led help

im looking to make an led growlight. yeah yeah its not for what you think. its for my college plant bio class. i want to make a strong growlight for my semester project. im looking to make something like the 90whatt ufo like http://www.amazon.com/LED-Wholesalers-2506RBOW-Quad-Band-Hydroponic/dp/B002TZ6I14/ref=sr_1_4?ie=UTF8&s=home-garden&qid=1281669139&sr=8-4. the problem is i dont understand leds. ive seen the high power growlight on this site but im looking to make a large panel with regular leds. someone help. please.

mr_man6 years ago
I'm an electrical engineer experienced with lighting and high-brightness LED applications.

For good results, specific wavelengths of light are needed, using high-brightness LEDs drawing 1 watt or more, with proper heat-sinks.

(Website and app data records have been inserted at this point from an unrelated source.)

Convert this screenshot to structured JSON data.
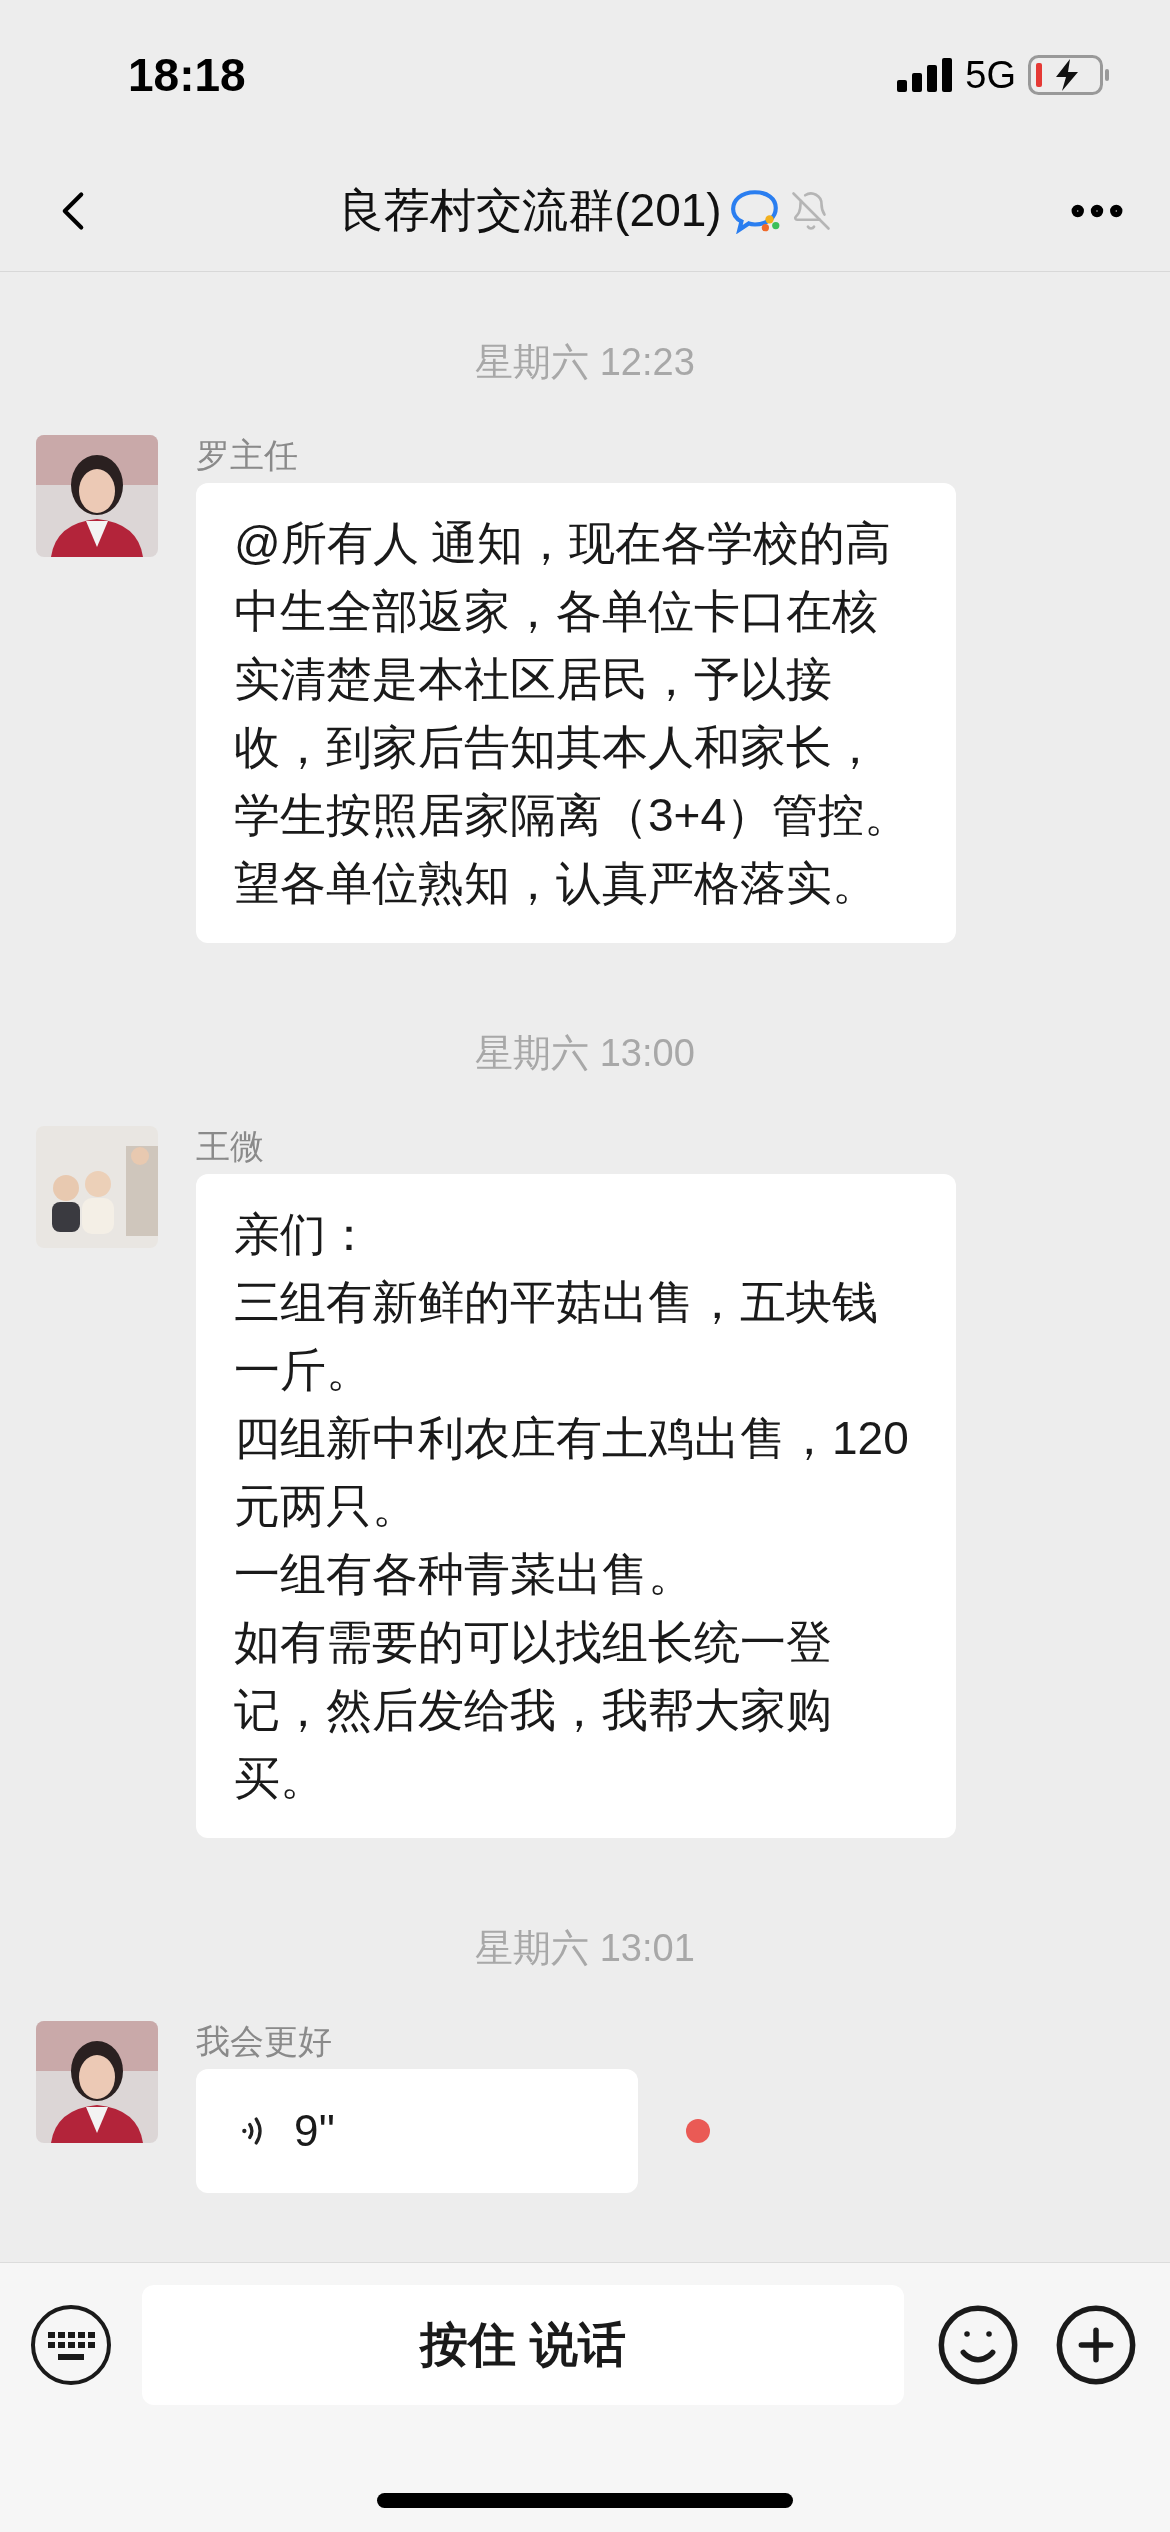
{
  "status_bar": {
    "time": "18:18",
    "network": "5G"
  },
  "header": {
    "title": "良荐村交流群(201)",
    "muted": true
  },
  "messages": [
    {
      "kind": "time",
      "text": "星期六 12:23"
    },
    {
      "kind": "text",
      "sender": "罗主任",
      "text": "@所有人 通知，现在各学校的高中生全部返家，各单位卡口在核实清楚是本社区居民，予以接收，到家后告知其本人和家长，学生按照居家隔离（3+4）管控。望各单位熟知，认真严格落实。"
    },
    {
      "kind": "time",
      "text": "星期六 13:00"
    },
    {
      "kind": "lines",
      "sender": "王微",
      "lines": [
        "亲们：",
        "三组有新鲜的平菇出售，五块钱一斤。",
        "四组新中利农庄有土鸡出售，120元两只。",
        "一组有各种青菜出售。",
        "如有需要的可以找组长统一登记，然后发给我，我帮大家购买。"
      ]
    },
    {
      "kind": "time",
      "text": "星期六 13:01"
    },
    {
      "kind": "voice",
      "sender": "我会更好",
      "duration": "9''",
      "unread": true
    }
  ],
  "input_bar": {
    "hold_to_talk": "按住 说话"
  }
}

Basically the LEDs should operate with a constant current. However most power supplies are a constant voltage. The simplest solution to this is to use a series resistor. ... (more info below...)

Here's what I would recommend for building a LED grow-light.

1. The most common Red LED is made of GaAs and has a wavelength of 625 nm. This isn't bad, but it isn't ideal for plants. A "super-Red" or "deep-red" LED emitting a wavelength of 660 nm is better (FYI the LED material will have "Al' or "P" in addition to the "GaAs") . These are harder to find, and may cost a bit more, but in theory they are worth the trouble to obtain. Order from a site like digikey.com or mouser.com or even superbrightleds.com where they actually list the wavelength and other useful spec's.

2. Use high-brightness LEDs that can handle at least 700mA to 1 Amp of current or more, because they put out a lot more light for the money.

A note on heat... Make sure the thermal pad on the LED is *soldered* to a copper heat spreader that you have first tinned with solder. For a surface-mount part, you will have to use a hot-plate or frying pan, or hot-air gun, or oven to reflow the solder. The Cree website has pdf documents on how to do this. It is often easier to just buy high-brightness LEDs that come pre-mounted on a hexagonal "star"-shaped circuit board with mounting holes and everything. These typically have an aluminum core, which makes an excellent heat spreader, so then you only have to put heat-sink compound on the back of it and screw it down to a heat-sink, or you can just epoxy the whole thing down semi-permanently.

2. Use a higher voltage power supply, like 12 or better yet 24 volts. This allows you to put more LEDs in series. Since so you can always guarantee that all LEDs in the string are carrying the same current, less resistors are needed. The whole thing will be more efficient, and produce less heat, and keep your electric bill down.

4. The voltage regulator probably isn't necessary, even if your power supply is "unregulated". You can probably get away with using smaller resistors if you just add up the voltages of all the LEDs in a given string, and adjust the number of LEDs per string to get as close as possible to the power supply voltage. To do this it helps to mix and match LED colors in the string, just make sure that you don't exceed the LED's current rating. Ohm's law says that the resistor value in ohms that you should use is:
R = (Vs - V_LED) / I_LED

Where Vs is the power supply voltage,
V_LED is the sum of the LED voltages in the string, and
I_LED is the current in amps that the LEDs are rated for

If V_LED is just slightly less than Vs then you will only need a very low value resistor, like 1 ohm or less, assuming a 1 amp string. You shouldn't need to drop more than a volt or two across the resistor. If you're dropping over 2.2 volts, why not just add another LED instead?

Just calculate the proper resistor value for each string, and after you've built the circuit, measure the current through each string with an ammeter to make sure the current does not exceed the LED's spec, especially when it is operating at its highest temperature.

I hope this helps. When I get organized enough to build a light-source and take photos, I'll try to put together an 'ible.
This is a good reference:
US Patent 6921182

The biggest advantages of LED grow lights are that they will reduce by several fold the electric power consumption, and reduce the waste heat produced. The size will be similar to a CFL setup. The biggest disadvantage is that it will cost at least 5 times more money for the lamp, and this is only if you build it yourself (free labor) with a good set of free plans, and a preassembled parts kit.

I have a nearly completed design that I'd like to make available.
I could probably make a parts kits available on ebay for about $80. Or I could just provide the circuit board for $5 plus shipping. This design would put out nearly 8 watts of radiant light, and use about 26 watts of electrical power. I estimate it would roughly compare to a 54 watt CFL. This is a much bigger investment than an equivalent florescent lamp costing only $10 or $20. However, the savings in electricity would pay for the LED lamp in just 2 or 3 years, depending on your electric rate and how many hours/day the lamp is on. The higher these are, the faster it will pay for itself.

Do you think I should make an 'ible on this project?
Would anybody be interested in building one of these?
mas9779 (author)  mr_man6 years ago
yeah man i know several people interested and i know where to find more.
mr_man mas97796 years ago
Sounds good. What I have so far, I put here: